WORK TASK ->
Work out how many lines below contain the word "workspace". Only the number is wanted.

DATA SHOWN ->
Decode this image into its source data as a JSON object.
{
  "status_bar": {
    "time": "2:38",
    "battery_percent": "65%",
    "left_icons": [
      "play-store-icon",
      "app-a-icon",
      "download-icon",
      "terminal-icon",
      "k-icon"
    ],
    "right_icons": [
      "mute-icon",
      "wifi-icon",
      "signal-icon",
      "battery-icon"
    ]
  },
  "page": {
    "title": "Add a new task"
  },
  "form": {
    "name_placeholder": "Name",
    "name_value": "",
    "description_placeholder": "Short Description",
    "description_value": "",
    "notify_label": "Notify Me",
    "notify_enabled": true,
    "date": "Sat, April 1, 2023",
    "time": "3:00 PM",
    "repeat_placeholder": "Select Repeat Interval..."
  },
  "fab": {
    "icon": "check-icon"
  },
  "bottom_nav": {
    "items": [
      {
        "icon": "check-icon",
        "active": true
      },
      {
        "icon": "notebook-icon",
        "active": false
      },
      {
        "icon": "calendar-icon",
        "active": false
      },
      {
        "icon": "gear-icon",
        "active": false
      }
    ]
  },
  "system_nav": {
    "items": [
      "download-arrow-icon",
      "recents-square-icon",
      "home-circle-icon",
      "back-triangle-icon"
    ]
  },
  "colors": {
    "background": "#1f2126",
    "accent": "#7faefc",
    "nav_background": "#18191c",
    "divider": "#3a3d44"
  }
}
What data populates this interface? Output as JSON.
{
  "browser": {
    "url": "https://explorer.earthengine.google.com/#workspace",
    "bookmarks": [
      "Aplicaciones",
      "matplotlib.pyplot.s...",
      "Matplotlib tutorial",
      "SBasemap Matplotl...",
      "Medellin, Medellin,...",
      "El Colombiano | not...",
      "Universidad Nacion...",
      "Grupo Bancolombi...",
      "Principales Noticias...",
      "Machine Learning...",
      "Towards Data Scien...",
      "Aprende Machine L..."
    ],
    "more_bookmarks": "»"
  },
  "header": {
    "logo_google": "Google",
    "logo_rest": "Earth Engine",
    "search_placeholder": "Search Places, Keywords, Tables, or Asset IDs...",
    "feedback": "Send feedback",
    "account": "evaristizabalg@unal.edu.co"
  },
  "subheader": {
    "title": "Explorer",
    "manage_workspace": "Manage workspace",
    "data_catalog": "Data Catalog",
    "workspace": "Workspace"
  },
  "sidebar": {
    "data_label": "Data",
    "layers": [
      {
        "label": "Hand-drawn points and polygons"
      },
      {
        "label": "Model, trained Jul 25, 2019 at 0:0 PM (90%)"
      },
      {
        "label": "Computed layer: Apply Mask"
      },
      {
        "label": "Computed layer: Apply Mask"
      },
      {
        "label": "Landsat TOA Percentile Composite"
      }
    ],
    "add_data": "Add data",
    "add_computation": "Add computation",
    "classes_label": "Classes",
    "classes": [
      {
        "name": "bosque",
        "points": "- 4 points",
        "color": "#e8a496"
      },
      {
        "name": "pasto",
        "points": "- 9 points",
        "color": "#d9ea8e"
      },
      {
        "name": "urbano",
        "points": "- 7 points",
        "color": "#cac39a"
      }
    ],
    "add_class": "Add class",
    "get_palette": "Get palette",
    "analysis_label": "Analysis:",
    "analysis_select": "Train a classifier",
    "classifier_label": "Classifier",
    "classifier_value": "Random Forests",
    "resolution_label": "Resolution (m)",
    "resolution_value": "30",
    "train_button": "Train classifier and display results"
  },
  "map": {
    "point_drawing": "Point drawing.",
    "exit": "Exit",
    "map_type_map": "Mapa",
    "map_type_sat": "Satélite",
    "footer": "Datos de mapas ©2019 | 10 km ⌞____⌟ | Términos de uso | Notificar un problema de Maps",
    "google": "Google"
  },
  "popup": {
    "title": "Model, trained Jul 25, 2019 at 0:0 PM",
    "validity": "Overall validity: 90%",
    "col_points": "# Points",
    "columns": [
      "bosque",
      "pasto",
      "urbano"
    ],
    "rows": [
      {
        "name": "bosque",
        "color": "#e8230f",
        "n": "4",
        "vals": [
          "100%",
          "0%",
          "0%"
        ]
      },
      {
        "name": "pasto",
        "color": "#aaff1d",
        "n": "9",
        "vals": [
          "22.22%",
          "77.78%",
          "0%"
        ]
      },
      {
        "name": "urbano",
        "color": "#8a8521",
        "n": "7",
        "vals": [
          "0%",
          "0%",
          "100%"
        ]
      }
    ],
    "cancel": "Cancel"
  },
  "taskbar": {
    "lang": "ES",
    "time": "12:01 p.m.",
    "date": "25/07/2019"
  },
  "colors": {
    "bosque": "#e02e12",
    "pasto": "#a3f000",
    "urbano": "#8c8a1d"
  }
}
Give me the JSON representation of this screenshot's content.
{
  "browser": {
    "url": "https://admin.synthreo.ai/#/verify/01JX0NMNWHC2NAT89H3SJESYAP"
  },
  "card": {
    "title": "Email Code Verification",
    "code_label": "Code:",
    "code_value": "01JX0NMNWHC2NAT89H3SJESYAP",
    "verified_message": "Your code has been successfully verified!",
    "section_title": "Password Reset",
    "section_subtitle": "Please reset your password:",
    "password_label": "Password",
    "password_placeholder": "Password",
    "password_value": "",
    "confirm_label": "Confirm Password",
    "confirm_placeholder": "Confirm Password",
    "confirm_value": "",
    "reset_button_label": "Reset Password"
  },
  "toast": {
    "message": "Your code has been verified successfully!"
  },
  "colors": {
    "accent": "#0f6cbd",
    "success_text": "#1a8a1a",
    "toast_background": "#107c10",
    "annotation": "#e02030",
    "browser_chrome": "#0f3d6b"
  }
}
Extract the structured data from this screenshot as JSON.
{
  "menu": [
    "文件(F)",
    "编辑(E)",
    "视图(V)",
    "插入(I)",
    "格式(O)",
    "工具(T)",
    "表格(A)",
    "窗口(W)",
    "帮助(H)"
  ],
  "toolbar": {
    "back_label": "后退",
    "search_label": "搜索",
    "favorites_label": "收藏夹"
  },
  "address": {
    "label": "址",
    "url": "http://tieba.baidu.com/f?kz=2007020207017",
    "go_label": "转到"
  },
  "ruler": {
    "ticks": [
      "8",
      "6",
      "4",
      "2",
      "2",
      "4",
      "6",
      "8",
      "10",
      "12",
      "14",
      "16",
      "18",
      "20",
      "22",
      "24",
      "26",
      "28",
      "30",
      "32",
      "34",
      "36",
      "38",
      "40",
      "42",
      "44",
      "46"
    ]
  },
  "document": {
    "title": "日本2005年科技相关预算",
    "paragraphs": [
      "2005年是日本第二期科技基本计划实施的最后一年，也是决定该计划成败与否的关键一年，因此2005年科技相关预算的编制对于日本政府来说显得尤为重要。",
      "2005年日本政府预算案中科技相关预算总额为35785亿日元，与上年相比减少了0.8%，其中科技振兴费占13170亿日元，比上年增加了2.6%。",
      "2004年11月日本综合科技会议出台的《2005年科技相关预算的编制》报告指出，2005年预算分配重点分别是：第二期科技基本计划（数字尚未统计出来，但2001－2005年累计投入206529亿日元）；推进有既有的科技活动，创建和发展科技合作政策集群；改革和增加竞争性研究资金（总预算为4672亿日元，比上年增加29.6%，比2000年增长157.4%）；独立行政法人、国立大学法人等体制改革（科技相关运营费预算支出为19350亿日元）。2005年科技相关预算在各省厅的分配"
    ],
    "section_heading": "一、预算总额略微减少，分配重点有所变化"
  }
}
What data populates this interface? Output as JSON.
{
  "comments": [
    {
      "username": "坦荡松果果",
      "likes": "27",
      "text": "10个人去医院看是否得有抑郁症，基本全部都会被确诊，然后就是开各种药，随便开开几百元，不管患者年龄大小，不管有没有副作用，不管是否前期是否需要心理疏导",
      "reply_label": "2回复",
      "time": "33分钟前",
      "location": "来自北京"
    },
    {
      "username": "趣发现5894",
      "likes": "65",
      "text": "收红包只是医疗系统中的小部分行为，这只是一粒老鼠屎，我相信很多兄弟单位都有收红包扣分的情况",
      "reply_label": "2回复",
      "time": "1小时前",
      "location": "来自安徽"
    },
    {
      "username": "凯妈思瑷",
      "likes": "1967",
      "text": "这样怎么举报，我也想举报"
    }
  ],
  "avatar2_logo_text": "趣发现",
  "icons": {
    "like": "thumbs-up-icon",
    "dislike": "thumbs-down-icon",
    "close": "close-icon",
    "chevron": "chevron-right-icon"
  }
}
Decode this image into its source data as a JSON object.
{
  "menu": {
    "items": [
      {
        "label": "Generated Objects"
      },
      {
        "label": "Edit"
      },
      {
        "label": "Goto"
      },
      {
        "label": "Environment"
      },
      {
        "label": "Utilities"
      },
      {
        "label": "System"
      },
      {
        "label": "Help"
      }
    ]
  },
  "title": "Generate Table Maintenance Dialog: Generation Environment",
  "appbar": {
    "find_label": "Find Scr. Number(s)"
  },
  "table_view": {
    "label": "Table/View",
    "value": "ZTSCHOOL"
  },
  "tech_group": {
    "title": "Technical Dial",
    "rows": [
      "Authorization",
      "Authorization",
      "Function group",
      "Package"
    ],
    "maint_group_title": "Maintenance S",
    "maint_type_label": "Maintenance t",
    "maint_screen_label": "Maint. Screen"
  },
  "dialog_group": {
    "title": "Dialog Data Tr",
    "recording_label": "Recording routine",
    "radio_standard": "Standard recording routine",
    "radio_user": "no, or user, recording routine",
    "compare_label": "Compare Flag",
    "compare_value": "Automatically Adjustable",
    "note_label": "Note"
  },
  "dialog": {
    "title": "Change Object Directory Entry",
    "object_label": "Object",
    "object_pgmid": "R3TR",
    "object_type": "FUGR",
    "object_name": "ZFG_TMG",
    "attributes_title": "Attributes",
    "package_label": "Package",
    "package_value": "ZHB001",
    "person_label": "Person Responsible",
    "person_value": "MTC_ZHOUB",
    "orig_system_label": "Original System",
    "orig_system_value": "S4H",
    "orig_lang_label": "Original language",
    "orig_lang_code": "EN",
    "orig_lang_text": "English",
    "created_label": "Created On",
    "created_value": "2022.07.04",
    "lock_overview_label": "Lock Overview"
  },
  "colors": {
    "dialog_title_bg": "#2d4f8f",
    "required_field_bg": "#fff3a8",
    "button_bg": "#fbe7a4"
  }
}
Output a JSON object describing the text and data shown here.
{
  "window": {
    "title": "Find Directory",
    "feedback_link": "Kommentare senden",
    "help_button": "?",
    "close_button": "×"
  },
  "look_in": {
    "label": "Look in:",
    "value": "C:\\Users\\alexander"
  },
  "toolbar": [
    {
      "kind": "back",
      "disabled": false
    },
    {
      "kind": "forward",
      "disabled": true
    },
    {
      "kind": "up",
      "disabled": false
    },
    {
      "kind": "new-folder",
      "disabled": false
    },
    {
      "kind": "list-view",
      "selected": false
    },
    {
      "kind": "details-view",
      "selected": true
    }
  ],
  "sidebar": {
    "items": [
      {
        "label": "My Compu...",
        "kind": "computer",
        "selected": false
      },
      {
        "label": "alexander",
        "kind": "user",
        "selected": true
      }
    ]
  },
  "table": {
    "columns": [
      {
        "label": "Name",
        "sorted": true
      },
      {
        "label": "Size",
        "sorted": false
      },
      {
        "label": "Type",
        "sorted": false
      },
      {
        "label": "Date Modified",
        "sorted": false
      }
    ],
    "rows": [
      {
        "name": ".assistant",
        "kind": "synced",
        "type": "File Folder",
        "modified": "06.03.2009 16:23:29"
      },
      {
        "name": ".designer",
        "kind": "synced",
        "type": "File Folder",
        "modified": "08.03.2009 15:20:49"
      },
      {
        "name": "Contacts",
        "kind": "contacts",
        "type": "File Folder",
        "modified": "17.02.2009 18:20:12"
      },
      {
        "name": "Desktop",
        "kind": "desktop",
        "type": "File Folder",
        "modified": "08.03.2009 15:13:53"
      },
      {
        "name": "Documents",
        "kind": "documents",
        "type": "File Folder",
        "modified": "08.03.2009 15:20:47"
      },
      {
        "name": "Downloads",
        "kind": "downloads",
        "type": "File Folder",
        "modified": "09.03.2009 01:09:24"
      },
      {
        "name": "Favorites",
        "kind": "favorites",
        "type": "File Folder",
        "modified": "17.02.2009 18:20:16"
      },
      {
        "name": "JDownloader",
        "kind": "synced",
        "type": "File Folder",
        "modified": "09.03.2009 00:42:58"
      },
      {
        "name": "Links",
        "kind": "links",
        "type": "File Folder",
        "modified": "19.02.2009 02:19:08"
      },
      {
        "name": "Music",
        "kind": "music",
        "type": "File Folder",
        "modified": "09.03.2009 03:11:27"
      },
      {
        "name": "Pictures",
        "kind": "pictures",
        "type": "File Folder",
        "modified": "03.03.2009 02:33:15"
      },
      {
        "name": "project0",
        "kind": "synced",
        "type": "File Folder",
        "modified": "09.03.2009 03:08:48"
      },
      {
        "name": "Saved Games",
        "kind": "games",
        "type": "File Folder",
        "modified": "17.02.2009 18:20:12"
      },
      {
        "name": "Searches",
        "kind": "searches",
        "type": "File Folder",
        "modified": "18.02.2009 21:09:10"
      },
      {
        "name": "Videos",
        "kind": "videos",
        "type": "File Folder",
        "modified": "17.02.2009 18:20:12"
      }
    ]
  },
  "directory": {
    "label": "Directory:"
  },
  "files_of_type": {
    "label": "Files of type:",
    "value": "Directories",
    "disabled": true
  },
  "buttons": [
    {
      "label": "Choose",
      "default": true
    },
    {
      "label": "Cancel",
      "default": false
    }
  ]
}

FINISHED EXERCISE ->
3